Who are the best quarterbacks in the 2014 draft class? Times NFL writer Sam Farmer got together with scouting expert Greg Cosell, who breaks down his top five, listed alphabetically:
BLAKE BORTLES, Central Florida: He’s big, he’s physical, he gives you the option elements that a lot of teams look for in their run game because of his movement. He has a naturally strong arm, but he needs a lot of work on his lower-body mechanics to throw the ball that way all the time. There are many throws in which he doesn’t drive the ball because his lower-body mechanics are a little bit off. That can be coached. Some people might look at him and on a lower level see a Ben Roethlisberger, but he’s not as good a thrower.

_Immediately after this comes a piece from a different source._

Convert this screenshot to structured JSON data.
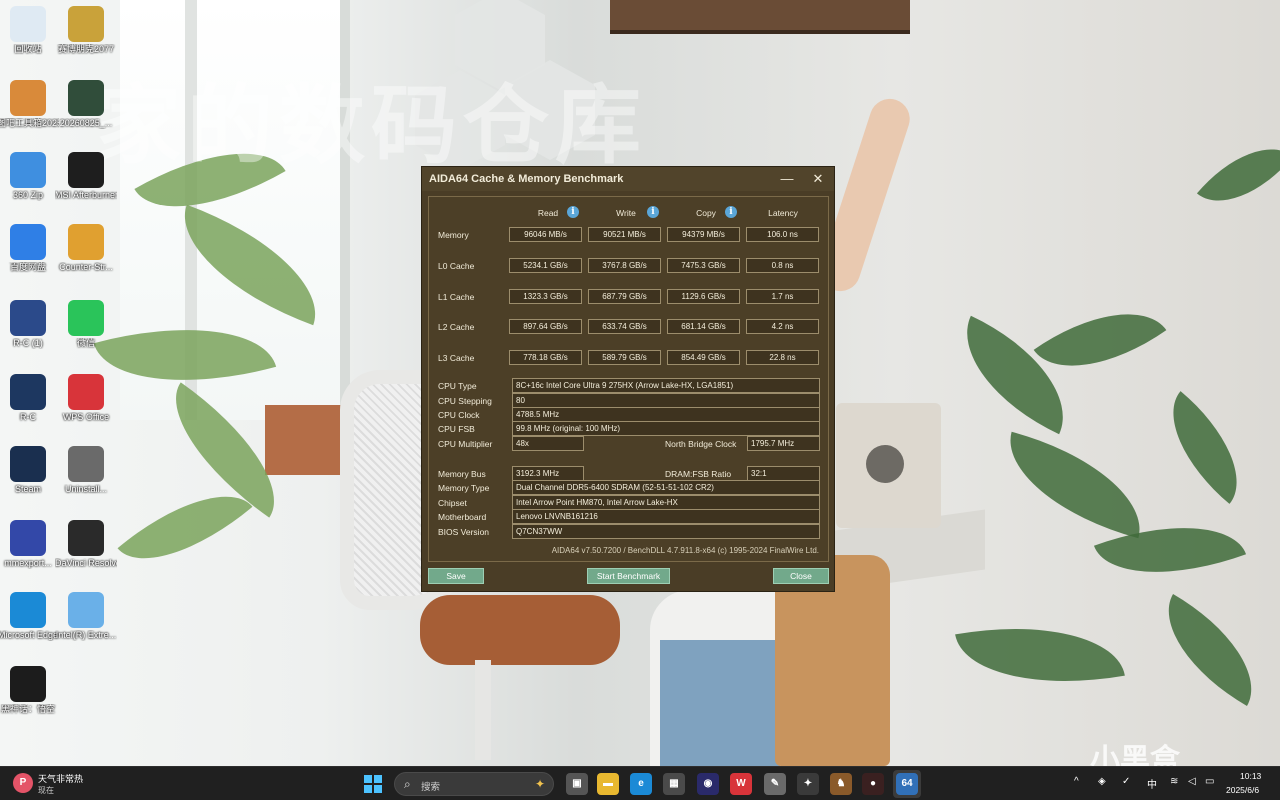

TEDDY BRIDGEWATER, Louisville: There’s a rhythm and tempo to his game. He understands how to play quarterback the way we think about it in the NFL. He’s been in an offense with NFL route concepts and reading progressions. He’s been asked to do a lot at the line of scrimmage, so he has a feel for audibles, checks, protections¿ He’s a good thrower, not a great thrower. You could make the argument, depending on team and coaching staff, that he’s the most ready to play right now of all the quarterbacks in this draft.

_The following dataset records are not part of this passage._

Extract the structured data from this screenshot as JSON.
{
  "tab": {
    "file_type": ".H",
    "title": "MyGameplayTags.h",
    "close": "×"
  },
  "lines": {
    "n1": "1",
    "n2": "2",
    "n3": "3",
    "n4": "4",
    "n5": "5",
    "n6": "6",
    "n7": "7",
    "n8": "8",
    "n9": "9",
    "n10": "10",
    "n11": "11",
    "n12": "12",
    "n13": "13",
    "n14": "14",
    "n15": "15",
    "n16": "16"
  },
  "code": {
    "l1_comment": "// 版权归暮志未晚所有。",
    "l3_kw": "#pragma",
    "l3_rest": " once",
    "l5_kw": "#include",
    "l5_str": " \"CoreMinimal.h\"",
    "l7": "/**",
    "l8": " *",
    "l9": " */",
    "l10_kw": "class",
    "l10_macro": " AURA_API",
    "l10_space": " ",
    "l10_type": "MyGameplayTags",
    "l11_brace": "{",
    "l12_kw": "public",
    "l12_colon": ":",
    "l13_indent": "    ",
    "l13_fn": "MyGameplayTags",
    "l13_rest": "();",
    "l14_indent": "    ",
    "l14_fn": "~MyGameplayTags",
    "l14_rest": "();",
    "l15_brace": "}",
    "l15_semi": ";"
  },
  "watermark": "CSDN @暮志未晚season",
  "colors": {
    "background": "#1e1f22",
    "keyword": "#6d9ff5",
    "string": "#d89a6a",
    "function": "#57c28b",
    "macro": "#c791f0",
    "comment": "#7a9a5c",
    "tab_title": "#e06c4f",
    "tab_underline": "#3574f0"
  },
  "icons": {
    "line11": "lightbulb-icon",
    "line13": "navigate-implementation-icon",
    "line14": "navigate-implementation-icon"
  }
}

DEREK CARR, Fresno State: He’s got an NFL arm. The kid can really spin it. But he played in one of those true spread offenses, where he had a lot of one-step drops. He’ll have very little sense of three-, five-, seven-step drops in NFL passing games. That doesn’t mean he can’t learn it. He’s a little stiff. He’s not as fluid, but he’s got a powerful arm and can snap off throws with a really compact delivery. I think he has the mentality of a pocket quarterback. You did see vertical seams, back-shoulder throws, deep posts in his offense. Those are the kind of throws that you need to evaluate with an NFL quarterback. His biggest issue will be footwork and the rhythm of the drop.
JOHNNY MANZIEL, Texas A&M: He’ll very much be in the eye of the evaluator. He has positives — when he’s able to set his feet and deliver, he’s not a bad thrower. He’s not a great thrower, doesn’t have a big arm. He throws certain kinds of passes well, a nice fade ball. But what you ultimately have to decide with Manziel is, what’s in his DNA? Is he by nature a freelancer, so that no matter how much you coach him he won’t truly play with instructions? Everyone understands that extending plays is a good thing, but if that’s your first inclination — taking off and running — it’s hard to play in the NFL that way.

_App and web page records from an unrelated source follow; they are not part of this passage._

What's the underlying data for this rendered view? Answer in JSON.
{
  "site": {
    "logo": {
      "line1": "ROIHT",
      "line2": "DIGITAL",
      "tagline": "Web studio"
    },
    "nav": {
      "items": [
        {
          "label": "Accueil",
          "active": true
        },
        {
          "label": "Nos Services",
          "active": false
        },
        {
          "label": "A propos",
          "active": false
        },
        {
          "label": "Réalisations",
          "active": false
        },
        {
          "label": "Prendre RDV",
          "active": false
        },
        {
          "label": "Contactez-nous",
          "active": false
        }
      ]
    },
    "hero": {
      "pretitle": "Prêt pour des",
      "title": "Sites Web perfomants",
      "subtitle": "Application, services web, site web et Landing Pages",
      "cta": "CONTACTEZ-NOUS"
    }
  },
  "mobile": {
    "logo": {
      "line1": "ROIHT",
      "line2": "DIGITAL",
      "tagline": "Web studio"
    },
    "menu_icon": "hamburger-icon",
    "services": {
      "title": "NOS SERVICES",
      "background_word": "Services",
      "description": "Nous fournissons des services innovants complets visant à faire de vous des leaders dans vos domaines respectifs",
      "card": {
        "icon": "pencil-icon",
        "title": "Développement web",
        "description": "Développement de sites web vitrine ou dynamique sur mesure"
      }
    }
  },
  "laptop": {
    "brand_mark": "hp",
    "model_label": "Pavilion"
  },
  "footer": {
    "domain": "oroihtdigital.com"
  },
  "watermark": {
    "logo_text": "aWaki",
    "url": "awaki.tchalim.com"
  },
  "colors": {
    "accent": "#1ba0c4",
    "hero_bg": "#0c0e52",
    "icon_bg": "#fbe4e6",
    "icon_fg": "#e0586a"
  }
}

ZACH METTENBERGER, Louisiana State: He’s one of the most intriguing quarterbacks in this draft. Many will view him as old school, and the NFL is moving theoretically against that kind of quarterback. He’s a pure pocket quarterback who played in a true pro system under Cam Cameron. He did a really good job understanding the concepts. He’s a big, strong-armed kid. He’s willing to turn it loose. The biggest issue for him is, from the waist down, he’s a little lead-footed. The question becomes, can he avoid the rush, keep his downfield focus, then re-set and deliver the football?Copyright © 2014, Los Angeles Times